Drawing from ethnographic data gathered over the last year, the paper you're about to read is an incipient attempt to trace a few of these threads through to an end-point, or at least a good point to pause.
While food sovereignty has begun making promising inroads into the existing corporate food system, it is still working through what, exactly, sovereignty means. At a basic level, sovereignty implies boundary-making – including some groups while excluding others -- yet food sovereignty movements often call for growing cooperation and interdependence.
A case study about indigenous seed preservation movement led by Korean Women Peasants' Association (KWPA) working for the food sovereignty as an alternative to the current global food system. In particular, it examines primarily on how peasant women's knowledge, which had been looked down on was reinterpreted into the main mechanism of the food sovereignty movement by KWPA as one of the major points of their movement.
Global rules concerning dispositional rights in plant varieties present a highly complex architecture with contrasting and, no doubt, conflicting norms and principles. And these tensions emerge from and translate into domestic laws and regulations – and, of course, return to haunt these varied forums.
Hom Gartaula, Kirit Patel, Derek Johnson, Dinesh Moghariya
01 January 2013
The present day reality is that the laudable economic growth has not able to conquer the alarming rate of poverty, hunger and malnutrition in the world. The support-led and growth mediated intervention measures provide grounds for farmers to opt for different livelihood options, determining their access and rights to food.
Using the case study of the 2012 illegal occupation of farmland owned by the University of California (“Occupy the Farm”), this paper investigates the promises and practical limits of constructing food sovereignty through direct action in the global North. Many grassroots activists find inspiration in the work of the Landless Peasant Movement (MST), La Via Campesina, and the concept(s) of Food Sovereignty (FS); many also express desires to transcend the market/state dichotomy through the creation of “commons”.
Brian Dowd-Uribe, Carla Roncoli, Ben Orlove, Colin T. West
01 January 2013
An expansion of motorized market gardening is currently occurring throughout West Africa, in the same region where the Nyéléni Declaration was signed in 2007. With greater access to water – made possible by the adoption of diesel-powered water pumps– smallholder farmers have been able to rapidly expand their dry season food production.
Bolivia has made great strides towards incorporating food sovereignty into its legal framework and political discourse. Nonetheless, tensions remain between the discourse of food sovereignty and how it plays out on the ground

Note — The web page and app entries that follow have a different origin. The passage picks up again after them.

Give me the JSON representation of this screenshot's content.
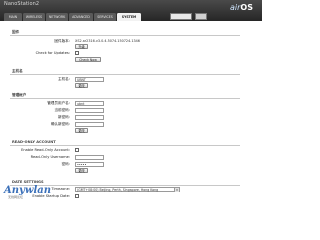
{
  "header": {
    "product_name": "NanoStation2",
    "tabs": [
      {
        "label": "MAIN",
        "active": false
      },
      {
        "label": "WIRELESS",
        "active": false
      },
      {
        "label": "NETWORK",
        "active": false
      },
      {
        "label": "ADVANCED",
        "active": false
      },
      {
        "label": "SERVICES",
        "active": false
      },
      {
        "label": "SYSTEM",
        "active": true
      }
    ],
    "logo_air": "air",
    "logo_os": "OS"
  },
  "firmware": {
    "section_title": "固件",
    "version_label": "固件版本:",
    "version_value": "XS2.ar2316.v3.0.4.5074.150724.1346",
    "upload_button": "升级",
    "check_updates_label": "Check for Updates:",
    "check_now_button": "Check Now"
  },
  "host": {
    "section_title": "主机名",
    "name_label": "主机名:",
    "name_value": "UBNT",
    "change_button": "更改"
  },
  "admin": {
    "section_title": "管理帐户",
    "username_label": "管理员用户名:",
    "username_value": "ubnt",
    "current_password_label": "当前密码:",
    "new_password_label": "新密码:",
    "verify_password_label": "确认新密码:",
    "change_button": "更改"
  },
  "readonly": {
    "section_title": "READ-ONLY ACCOUNT",
    "enable_label": "Enable Read-Only Account:",
    "username_label": "Read-Only Username:",
    "password_label": "密码:",
    "password_value": "•••••",
    "change_button": "更改"
  },
  "date": {
    "section_title": "DATE SETTINGS",
    "timezone_label": "Timezone:",
    "timezone_value": "(GMT+08:00) Beijing, Perth, Singapore, Hong Kong",
    "startup_label": "Enable Startup Date:"
  },
  "watermark": {
    "main": "Anywlan",
    "sub": "无线网论坛"
  },
  "colors": {
    "header_dark": "#2a2a2a",
    "active_tab": "#f2f2f2",
    "watermark_blue": "#3a6fb8"
  }
}
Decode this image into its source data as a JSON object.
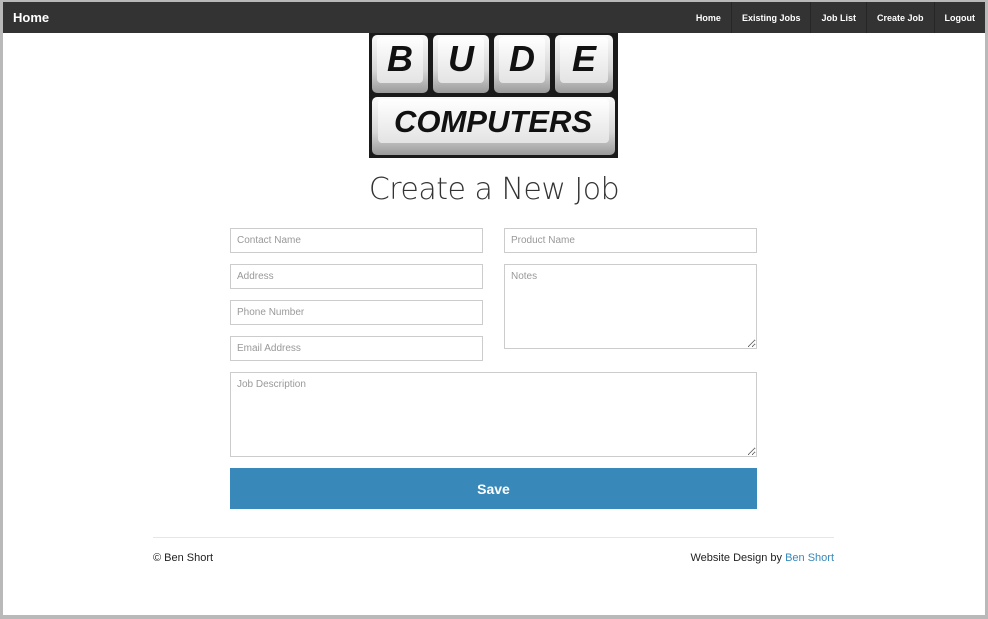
{
  "navbar": {
    "brand": "Home",
    "links": [
      "Home",
      "Existing Jobs",
      "Job List",
      "Create Job",
      "Logout"
    ]
  },
  "logo": {
    "letters": [
      "B",
      "U",
      "D",
      "E"
    ],
    "subtitle": "COMPUTERS"
  },
  "page": {
    "title": "Create a New Job"
  },
  "form": {
    "contact_name": {
      "placeholder": "Contact Name",
      "value": ""
    },
    "product_name": {
      "placeholder": "Product Name",
      "value": ""
    },
    "address": {
      "placeholder": "Address",
      "value": ""
    },
    "notes": {
      "placeholder": "Notes",
      "value": ""
    },
    "phone_number": {
      "placeholder": "Phone Number",
      "value": ""
    },
    "email_address": {
      "placeholder": "Email Address",
      "value": ""
    },
    "job_description": {
      "placeholder": "Job Description",
      "value": ""
    },
    "save_label": "Save"
  },
  "footer": {
    "copyright": "© Ben Short",
    "credit_prefix": "Website Design by ",
    "credit_link": "Ben Short"
  },
  "colors": {
    "navbar_bg": "#333333",
    "accent": "#3889b9"
  }
}
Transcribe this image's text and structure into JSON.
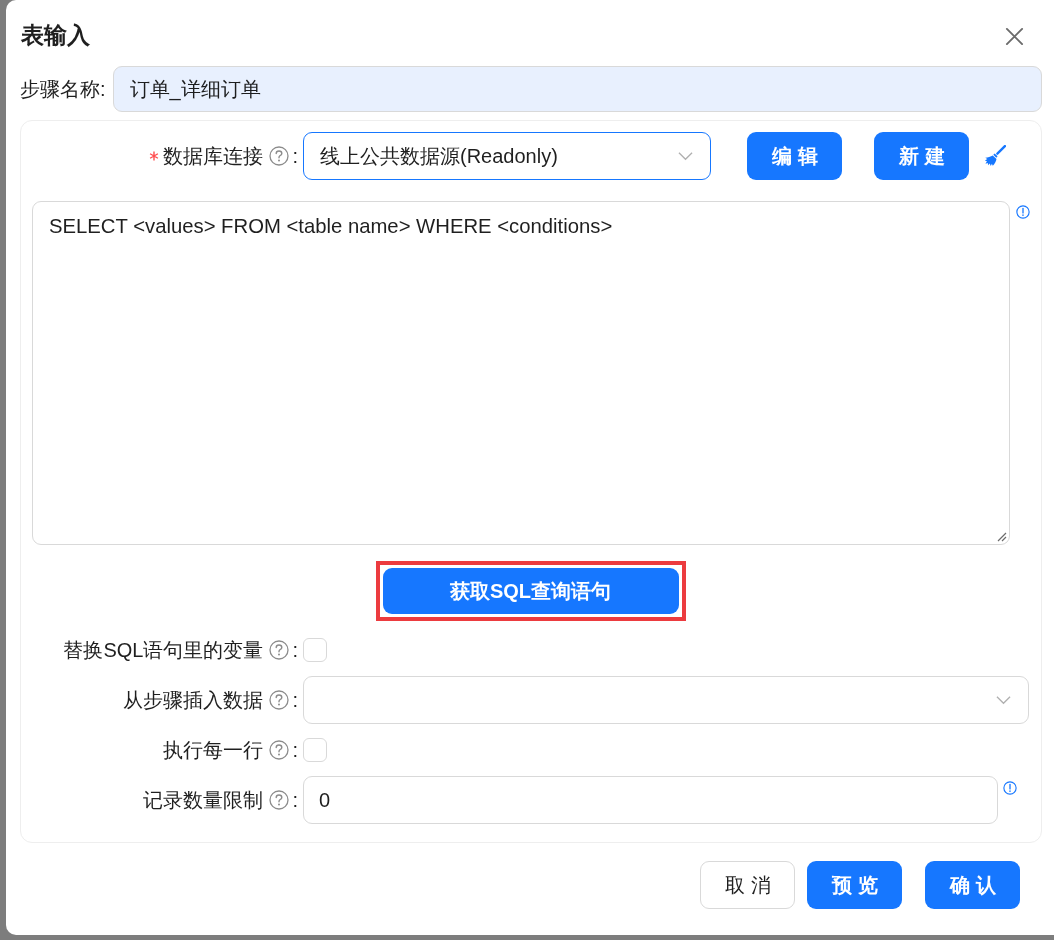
{
  "dialog": {
    "title": "表输入"
  },
  "step_name": {
    "label": "步骤名称:",
    "value": "订单_详细订单"
  },
  "connection": {
    "label": "数据库连接",
    "required": true,
    "colon": ":",
    "value": "线上公共数据源(Readonly)",
    "focused": true,
    "buttons": [
      "编辑",
      "新建"
    ]
  },
  "sql_editor": {
    "value": "SELECT <values> FROM <table name> WHERE <conditions>"
  },
  "get_sql_button": {
    "label": "获取SQL查询语句",
    "highlighted": true
  },
  "options": [
    {
      "kind": "checkbox",
      "label": "替换SQL语句里的变量",
      "colon": ":",
      "checked": false
    },
    {
      "kind": "select",
      "label": "从步骤插入数据",
      "colon": ":"
    },
    {
      "kind": "checkbox",
      "label": "执行每一行",
      "colon": ":",
      "checked": false
    },
    {
      "kind": "input",
      "label": "记录数量限制",
      "colon": ":",
      "value": "0"
    }
  ],
  "footer": {
    "buttons": [
      {
        "label": "取消",
        "primary": false
      },
      {
        "label": "预览",
        "primary": true
      },
      {
        "label": "确认",
        "primary": true
      }
    ]
  }
}
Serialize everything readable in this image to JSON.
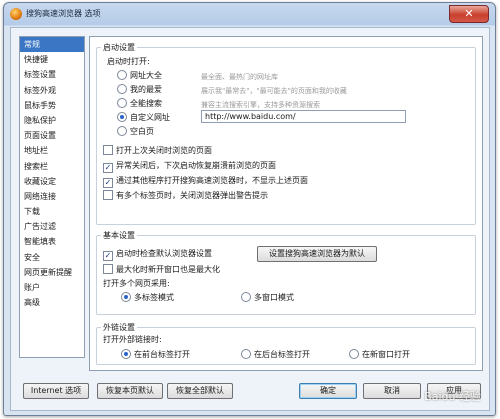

The big tent version of fair trade collapsed when Fair Trade USA split from Fairtrade International, a global stakeholder governed network of certification agencies, firms, and representative farmer organizations. Despite protest from fair trade pioneers, smallholder cooperatives , and civil society, Fair Trad e USA developed weaker standards , granting certification to undeserving coffee plantations and unorganized smallholders.
Characterizing food sovereignty and neoliberal food production ideologies as dichotomous and oppositional, the first as positive and enriching and the second as negative and impoverishing, has given the food sovereignty movement some heuristic heft. However, presenting these two approaches as universal ideal types may overlook the diverse contexts they engage.